- Arizona Immigration Case and “Reverse-Commandeering” – An interview with Margaret Hu
More about our guests:
David Shipler is a Pulitzer Prize-Winning Author and Former Foreign Correspondent of The New York Times. He worked for The New York Times from 1966 to 1988, reporting from New York, Saigon, Moscow, and Jerusalem before serving as chief diplomatic correspondent in Washington, DC.
He wrote the best-seller Russia: Broken Idols, Solemn Dreams, published in 1983, updated in 1989, which won the Overseas Press Club Award in 1983 as the best book that year on foreign affairs. His book, The Working Poor: Invisible in America, was a national best-seller in 2004 and 2005. It was a finalist for the 2005 National Book Critics Circle Award and the New York Public Library Helen Bernstein Award. It won several awards, including the Outstanding Book Award from The Myers Center for the Study of Bigotry and Human Rights at Simmons College. He has just finished two books on civil liberties: The Rights of the People: How Our Search for Safety Invades Our Liberties, published in 2011 and Rights at Risk: The Limits of Liberty in Today’s America, in 2012.
Quote: (from the article)

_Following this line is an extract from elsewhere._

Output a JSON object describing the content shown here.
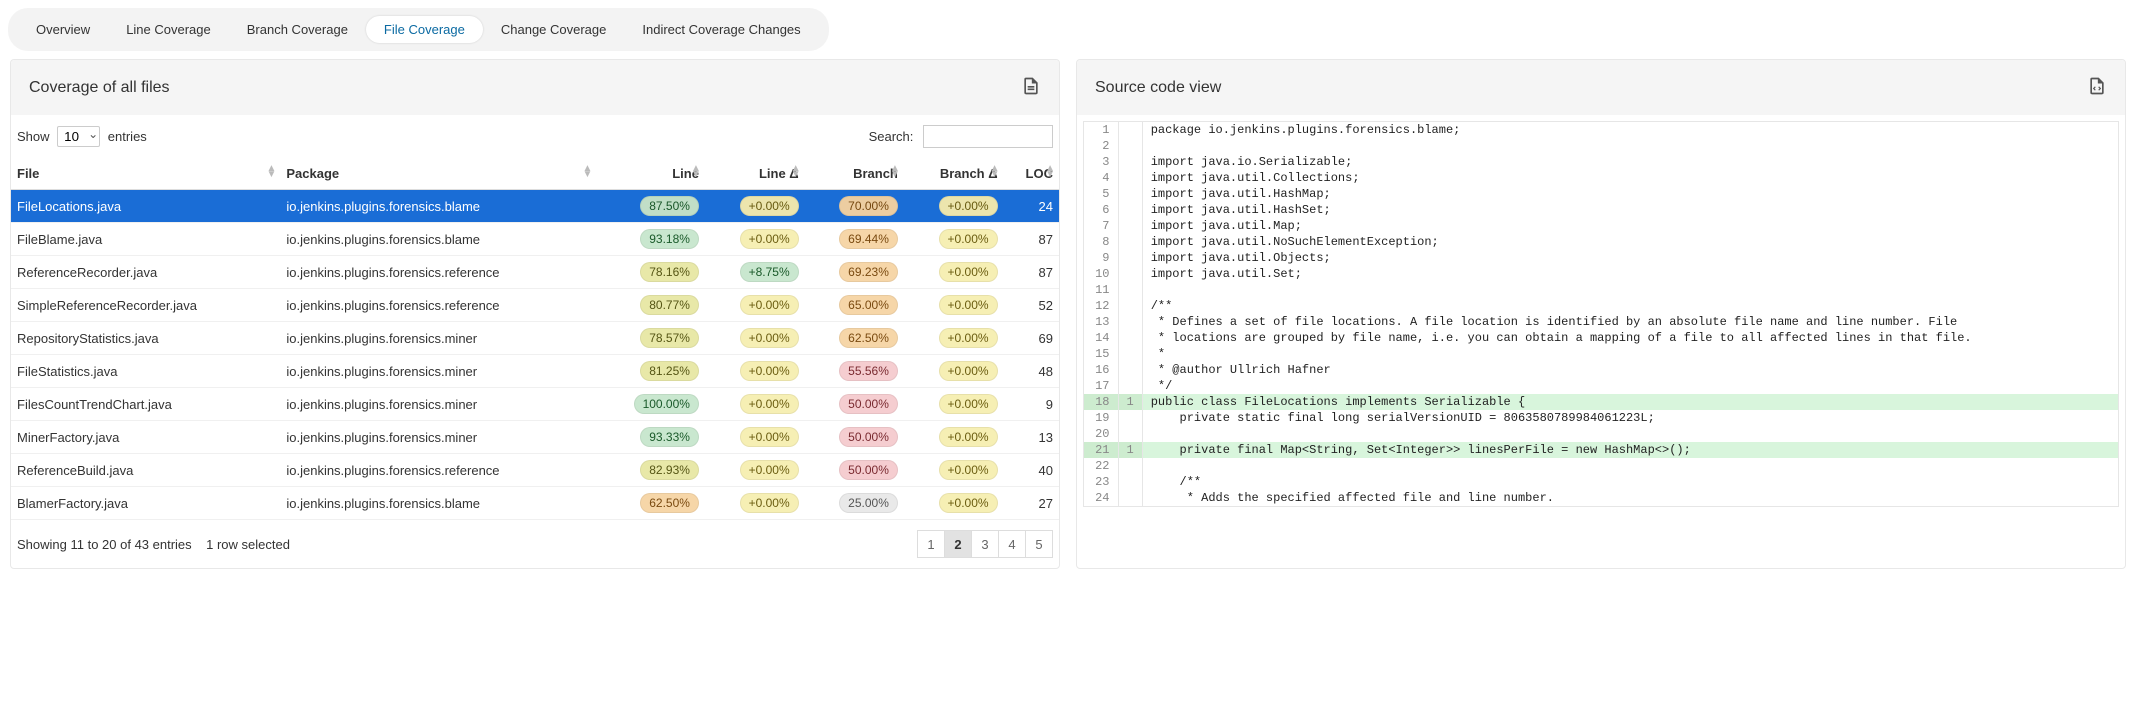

“The United States has been narrowly saved from lethal terrorist plots in recent years — or so it has seemed. A would-be suicide bomber was intercepted on his way to the Capitol; a scheme to bomb synagogues and shoot Stinger missiles at military aircraft was developed by men in Newburgh, N.Y.; and a fanciful idea to fly explosive-laden model planes into the Pentagon and the Capitol was hatched in Massachusetts.
“But all these dramas were facilitated by the F.B.I., whose undercover agents and informers posed as terrorists offering a dummy missile, fake C-4 explosives, a disarmed suicide vest and rudimentary training. Suspects naïvely played their parts until they were arrested.”
Article: Terrorist Plots, Hatched by the F.B.I.
Margaret Hu is an assistant professor at Duke Law School and is the author of a forthcoming article in the U.C. Davis Law Review titled “Reverse-Commandeering.” Her research interests include the intersection of immigration policy, national security, and civil rights, as well as critical legal studies. She joined the Duke Law faculty in 2010 as a senior lecturing fellow in Duke’s Program in Public Law. Hu previously served as senior policy advisor for the White House Initiative on Asian Americans and Pacific Islanders, and also served as special policy counsel in the Office of Special Counsel for Immigration-Related Unfair Employment Practices (OSC), Civil Rights Division, U. S. Department of Justice, in Washington, D.C. As Special Policy Counsel, Hu managed a team of attorneys and investigators in the enforcement of the anti-discrimination provisions of the Immigration and Nationality Act (INA), and was responsible for federal immigration policy review and coordination for OSC.
Quote:“As the Supreme Court heard oral argument in Arizona v. U.S., one of the main legal questions it considered is this: Whether Arizona’s Senate Bill 1070 (SB 1070) is preempted by federal immigration law under the Supremacy Clause. This is a statutory-driven inquiry that misses the constitutional mark. The more relevant question is this: Whether SB 1070 poses a threat to the vertical separation of powers. …
“The recent tidal wave of thousands of immigration control efforts proposed by state and local governments can best be characterized as ‘reverse-commandeering’ laws. Setting migration policy at the national level, like establishing a national currency, falls within the sole power of the federal government. Reverse-commandeering by the states is an effort to usurp the federal government’s sole prerogative. This growing movement represents an attempt to control the terms of what federal resources and officers must be appropriated to accommodate a myriad of state immigration enforcement programs. It is a deliberate attempt to skew the immigration enforcement power in favor of the states. …
“Given the impact of immigration policy on foreign and interstate commerce, international treaties, and foreign relations, the Court has concluded that controlling migration patterns is strictly the prerogative of the federal government. Consequently, the growing proliferation of thousands of proposed state and local immigration laws should be examined doctrinally within a commandeering jurisprudential frame. To fail to do so — to continue to accept mirror image theory carte blanche as a favored method of statutory interpretation under the existing preemption doctrine — threatens federal sovereignty. Put another way, it eviscerates the federal government’s ability to develop and implement a coherent, efficacious, and uniform immigration policy at the national level.”